QuŔ en diuen els usuaris - Escriviu una ressenya
No hem trobat cap ressenya als llocs habituals.
Altres edicions - Mostra-ho tot
answer arms battle bear better blood body brother Cade captain cause Clifford comes crown dead death doth duke earl Edward enemy England English Enter Exeunt Exit eyes fair father fear field fight follow Forces France French friends give Gloster grace hand hast hath head hear heart heaven hence hold Holinshed honour hope I'll John Johnson keep King Henry lady leave live look lord majesty master means mind never night noble once peace Pist play poor present prince queen reason rest Richard SCENE sir John soldiers Somerset soul speak spirit stand stay Suffolk sweet sword Talbot tell thee thine thing thou thou art thought thousand true unto Warwick York young
PÓgina 49 - With deafning clamours in the slippery clouds, That, with the hurly," death itself awakes ? Can'st thou, O partial sleep ! give thy repose To the wet sea-boy in an hour so rude ; And in the calmest and most stillest night, With all appliances and means to boot, Deny it to a king? Then, happy low, lie down ! Uneasy lies the head that wears a crown.
PÓgina 146 - And you, good yeomen, Whose limbs were made in England, show us here The mettle of your pasture; let us swear That you are worth your breeding, which I doubt not; For there is none of you so mean and base, That hath not noble lustre in your eyes. I see you stand like greyhounds in the slips, Straining upon the start. The game's afoot! Follow your spirit, and upon this charge Cry, "God for Harry! England and Saint George!
PÓgina 111 - O for a Muse of fire, that would ascend The brightest heaven of invention, A kingdom for a stage, princes to act And monarchs to behold the swelling scene ! Then should the warlike Harry, like himself, Assume the port of Mars ; and at his heels, Leash'd in like hounds, should famine, sword and fire Crouch for employment.

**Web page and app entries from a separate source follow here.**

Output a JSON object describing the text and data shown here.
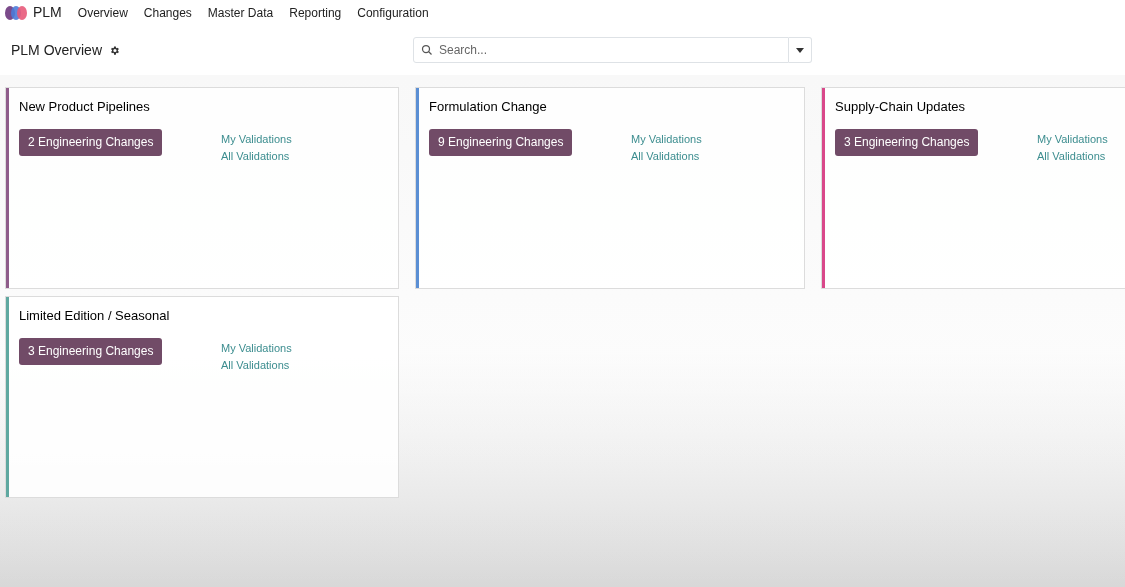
{
  "app": {
    "name": "PLM"
  },
  "menu": [
    "Overview",
    "Changes",
    "Master Data",
    "Reporting",
    "Configuration"
  ],
  "control_panel": {
    "title": "PLM Overview",
    "search": {
      "placeholder": "Search..."
    }
  },
  "cards": [
    {
      "title": "New Product Pipelines",
      "color": "#8e5c8a",
      "button": "2 Engineering Changes",
      "links": [
        "My Validations",
        "All Validations"
      ]
    },
    {
      "title": "Formulation Change",
      "color": "#5b8fd4",
      "button": "9 Engineering Changes",
      "links": [
        "My Validations",
        "All Validations"
      ]
    },
    {
      "title": "Supply-Chain Updates",
      "color": "#d9488a",
      "button": "3 Engineering Changes",
      "links": [
        "My Validations",
        "All Validations"
      ]
    },
    {
      "title": "Limited Edition / Seasonal",
      "color": "#5fa8a0",
      "button": "3 Engineering Changes",
      "links": [
        "My Validations",
        "All Validations"
      ]
    }
  ]
}
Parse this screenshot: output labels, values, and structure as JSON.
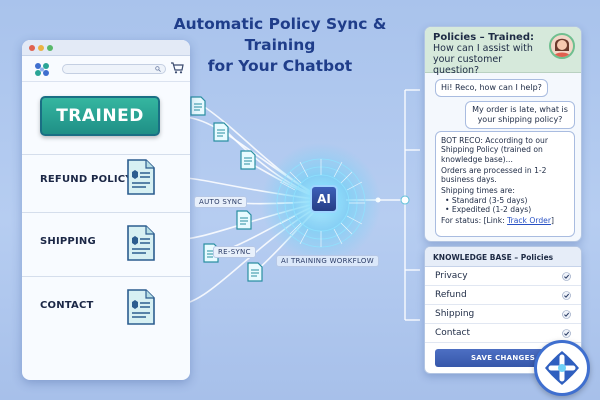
{
  "headline": {
    "line1": "Automatic Policy Sync & Training",
    "line2": "for Your Chatbot"
  },
  "website": {
    "trained_badge": "TRAINED",
    "sections": [
      "REFUND POLICY",
      "SHIPPING",
      "CONTACT"
    ]
  },
  "workflow": {
    "auto_sync": "AUTO SYNC",
    "re_sync": "RE-SYNC",
    "ai_chip": "AI",
    "training_caption": "AI TRAINING WORKFLOW"
  },
  "chat": {
    "title": "Policies – Trained:",
    "subtitle": "How can I assist with your customer question?",
    "greeting": "Hi! Reco, how can I help?",
    "user_message": "My order is late, what is your shipping policy?",
    "bot_intro": "BOT RECO: According to our Shipping Policy (trained on knowledge base)...",
    "processing": "Orders are processed in 1-2 business days.",
    "times_heading": "Shipping times are:",
    "times": [
      "• Standard (3-5 days)",
      "• Expedited (1-2 days)"
    ],
    "status_prefix": "For status: [Link: ",
    "status_link": "Track Order",
    "status_suffix": "]"
  },
  "knowledge_base": {
    "title": "KNOWLEDGE BASE – Policies",
    "items": [
      "Privacy",
      "Refund",
      "Shipping",
      "Contact"
    ],
    "save_label": "SAVE CHANGES"
  },
  "colors": {
    "accent": "#1f3d8a",
    "trained": "#2aa596",
    "glow": "#7fe3ff",
    "button": "#3f62b7"
  },
  "icons": [
    "logo-icon",
    "search-icon",
    "cart-icon",
    "document-icon",
    "check-icon",
    "avatar-icon",
    "ai-chip-icon",
    "app-logo-icon"
  ]
}
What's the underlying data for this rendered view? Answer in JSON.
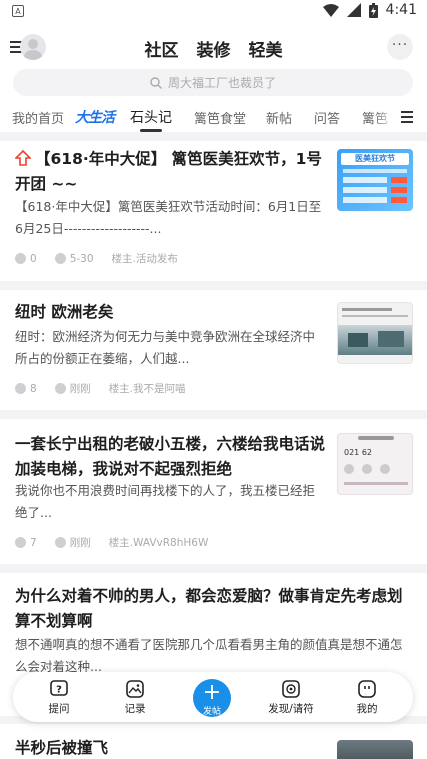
{
  "status_bar": {
    "time": "4:41"
  },
  "header": {
    "tabs": [
      "社区",
      "装修",
      "轻美"
    ],
    "more_label": "···"
  },
  "search": {
    "placeholder": "周大福工厂也裁员了"
  },
  "categories": {
    "items": [
      "我的首页",
      "大生活",
      "石头记",
      "篱笆食堂",
      "新帖",
      "问答",
      "篱笆"
    ],
    "active": "石头记"
  },
  "posts": [
    {
      "title": "【618·年中大促】 篱笆医美狂欢节，1号开团 ~~",
      "excerpt": "【618·年中大促】篱笆医美狂欢节活动时间：6月1日至6月25日-------------------...",
      "comments": "0",
      "time": "5-30",
      "author": "楼主.活动发布",
      "thumb_text": "医美狂欢节"
    },
    {
      "title": "纽时 欧洲老矣",
      "excerpt": "纽时：欧洲经济为何无力与美中竞争欧洲在全球经济中所占的份额正在萎缩，人们越...",
      "comments": "8",
      "time": "刚刚",
      "author": "楼主.我不是阿喵"
    },
    {
      "title": "一套长宁出租的老破小五楼，六楼给我电话说加装电梯，我说对不起强烈拒绝",
      "excerpt": "我说你也不用浪费时间再找楼下的人了，我五楼已经拒绝了...",
      "comments": "7",
      "time": "刚刚",
      "author": "楼主.WAVvR8hH6W",
      "thumb_text": "021 62"
    },
    {
      "title": "为什么对着不帅的男人，都会恋爱脑？做事肯定先考虑划算不划算啊",
      "excerpt": "想不通啊真的想不通看了医院那几个瓜看看男主角的颜值真是想不通怎么会对着这种..."
    },
    {
      "title": "半秒后被撞飞"
    }
  ],
  "bottom_nav": {
    "items": [
      "提问",
      "记录",
      "发帖",
      "发现/请符",
      "我的"
    ]
  },
  "colors": {
    "accent": "#1a8fe8",
    "hot_icon": "#e8442e",
    "logo": "#1a73e8"
  }
}
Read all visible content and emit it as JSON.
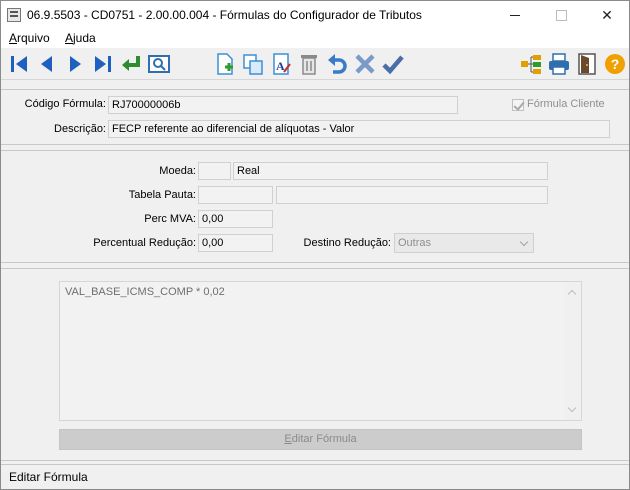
{
  "window": {
    "title": "06.9.5503 - CD0751 - 2.00.00.004 - Fórmulas do Configurador de Tributos",
    "minimize_glyph": "",
    "maximize_glyph": "",
    "close_glyph": "✕"
  },
  "menu": {
    "arquivo": {
      "underline": "A",
      "rest": "rquivo"
    },
    "ajuda": {
      "underline": "A",
      "rest": "juda"
    }
  },
  "toolbar": {
    "buttons": [
      {
        "name": "first-record-icon",
        "color": "#1f5fbf"
      },
      {
        "name": "previous-record-icon",
        "color": "#1f5fbf"
      },
      {
        "name": "next-record-icon",
        "color": "#1f5fbf"
      },
      {
        "name": "last-record-icon",
        "color": "#1f5fbf"
      },
      {
        "name": "return-icon",
        "color": "#2e8b2e"
      },
      {
        "name": "search-icon",
        "color": "#2f6fb0"
      },
      {
        "name": "new-record-icon",
        "color": "#3a8fd8"
      },
      {
        "name": "copy-icon",
        "color": "#3a8fd8"
      },
      {
        "name": "edit-text-icon",
        "color": "#3a8fd8"
      },
      {
        "name": "delete-icon",
        "color": "#8a8a8a"
      },
      {
        "name": "undo-icon",
        "color": "#3a7ac8"
      },
      {
        "name": "cancel-icon",
        "color": "#6f8fb8"
      },
      {
        "name": "confirm-icon",
        "color": "#4a6fa8"
      },
      {
        "name": "tree-structure-icon",
        "color": "#e0a000"
      },
      {
        "name": "print-icon",
        "color": "#2f6fb0"
      },
      {
        "name": "exit-door-icon",
        "color": "#6a4a2a"
      },
      {
        "name": "help-icon",
        "color": "#f0a000"
      }
    ]
  },
  "header_panel": {
    "codigo_label": "Código Fórmula:",
    "codigo_value": "RJ70000006b",
    "formula_cliente_label": "Fórmula Cliente",
    "formula_cliente_checked": true,
    "descricao_label": "Descrição:",
    "descricao_value": "FECP referente ao diferencial de alíquotas - Valor"
  },
  "params_panel": {
    "moeda_label": "Moeda:",
    "moeda_code": "",
    "moeda_value": "Real",
    "tabela_pauta_label": "Tabela Pauta:",
    "tabela_pauta_code": "",
    "tabela_pauta_value": "",
    "perc_mva_label": "Perc MVA:",
    "perc_mva_value": "0,00",
    "percentual_reducao_label": "Percentual Redução:",
    "percentual_reducao_value": "0,00",
    "destino_reducao_label": "Destino Redução:",
    "destino_reducao_value": "Outras"
  },
  "formula_panel": {
    "formula_text": "VAL_BASE_ICMS_COMP * 0,02",
    "edit_button": {
      "underline": "E",
      "rest": "ditar Fórmula"
    }
  },
  "status_bar": {
    "text": "Editar Fórmula"
  }
}
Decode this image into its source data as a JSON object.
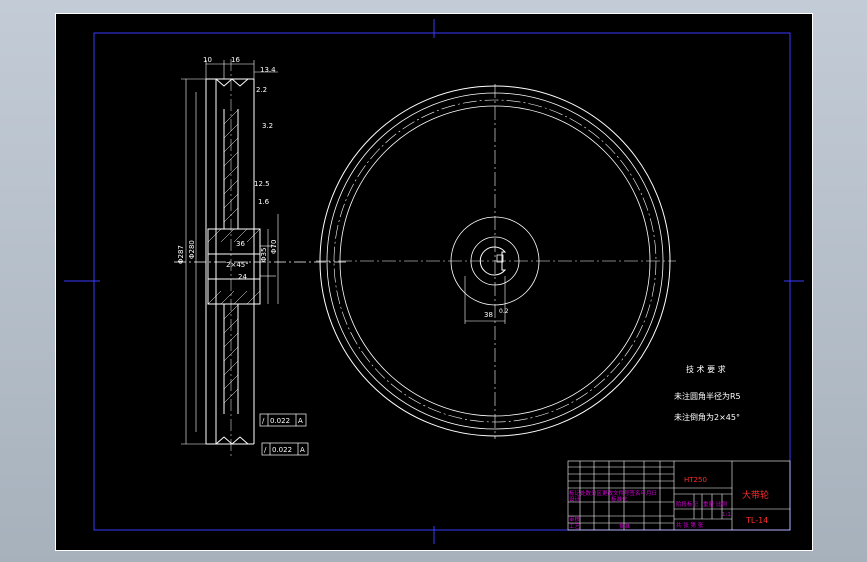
{
  "drawing": {
    "dims": {
      "width_10": "10",
      "width_16": "16",
      "dim_13_4": "13.4",
      "dim_2_2": "2.2",
      "roughness_top": "3.2",
      "roughness_mid": "12.5",
      "roughness_side": "1.6",
      "dia_outer": "Φ287",
      "dia_pitch": "Φ280",
      "hub_width": "36",
      "hub_chamfer": "2×45°",
      "hub_len": "24",
      "bore_dia": "Φ35",
      "hub_dia": "Φ70",
      "keyway_depth": "38",
      "keyway_tol": "0.2"
    },
    "gdt": {
      "frame1_tol": "0.022",
      "frame1_datum": "A",
      "frame2_tol": "0.022",
      "frame2_datum": "A"
    },
    "notes": {
      "title": "技 术 要 求",
      "line1": "未注圆角半径为R5",
      "line2": "未注倒角为2×45°"
    },
    "title_block": {
      "material": "HT250",
      "part_name": "大带轮",
      "drawing_no": "TL-14",
      "row_label1": "标记处数分区更改文件号签名年月日",
      "label_design": "设计",
      "label_std": "标准化",
      "label_stage": "阶段标记",
      "label_weight": "重量",
      "label_scale": "比例",
      "scale_value": "1:1",
      "label_review": "审核",
      "label_craft": "工艺",
      "label_approve": "批准",
      "label_sheets": "共  张 第  张"
    }
  }
}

PÓgina 48 - O Sleep ! O gentle Sleep ! Nature's soft nurse, how have I frighted thee, That thou no more wilt weigh my eyelids down, And steep my senses in forgetfulness ? Why rather, Sleep, liest thou in smoky cribs, Upon uneasy pallets stretching thee, And hush'd with buzzing night-flies to thy slumber, Than in the perfum'd chambers of the great, Under the canopies of costly state, And lull'd with sound of sweetest melody...
PÓgina 181 - God's will ! I pray thee, wish not one man more. By Jove, I am not covetous for gold, Nor care I who doth feed upon my cost ; It yearns me not if men my garments wear ; Such outward things dwell not in my desires : But if it be a sin to covet honour, I am the most offending soul alive.
PÓgina 25 - Thou didst swear to me upon a parcelgilt goblet, sitting in my Dolphin-chamber, at the round table, by a sea-coal fire, upon Wednesday in Whitsunweek, when the prince broke thy head for liking his father to a singing-man of Windsor, — thou didst swear to me then, as I was washing thy wound, to marry me, and make me my lady thy wife. Canst thou deny it?
PÓgina 248 - Will I upon thy party wear this rose : And here I prophesy ; — This brawl to-day Grown to this faction, in the Temple garden. Shall send, between the red rose and the white, A thousand souls to death and deadly night.
PÓgina 497 - Jesus bless us, he is born with teeth!' And so I was, which plainly signified That I should snarl, and bite, and play the dog. Then, since the heavens have shap'd my body so, Let hell make crook'd my mind to answer it. I have no brother, I am like no brother; And this word 'love,' which greybeards call divine, Be resident in men like one another, And not in me!
PÓgina 440 - To kings that fear their subjects' treachery? O, yes, it doth; a thousand-fold it doth! And to conclude, the shepherd's homely curds, His cold thin drink out of his leather bottle, His wonted sleep under a fresh tree's shade, All which secure and sweetly he enjoys, Is far beyond a prince's delicates, His viands sparkling in a golden cup, His body couched in a curious bed, When care, mistrust, and treason wait on him.
PÓgina 123 - Where some, like magistrates, correct at home, Others, like merchants, venture trade abroad, Others, like soldiers, armed in their stings, Make boot upon the summer's velvet buds; Which pillage they with merry march bring home To the tent-royal of their emperor; Who, busied in his majesty, surveys The singing masons building roofs of gold, The civil citizens kneading up the honey, The poor mechanic porters crowding in Their heavy burdens at his narrow gate, The sad-eyed justice, with his surly hum,...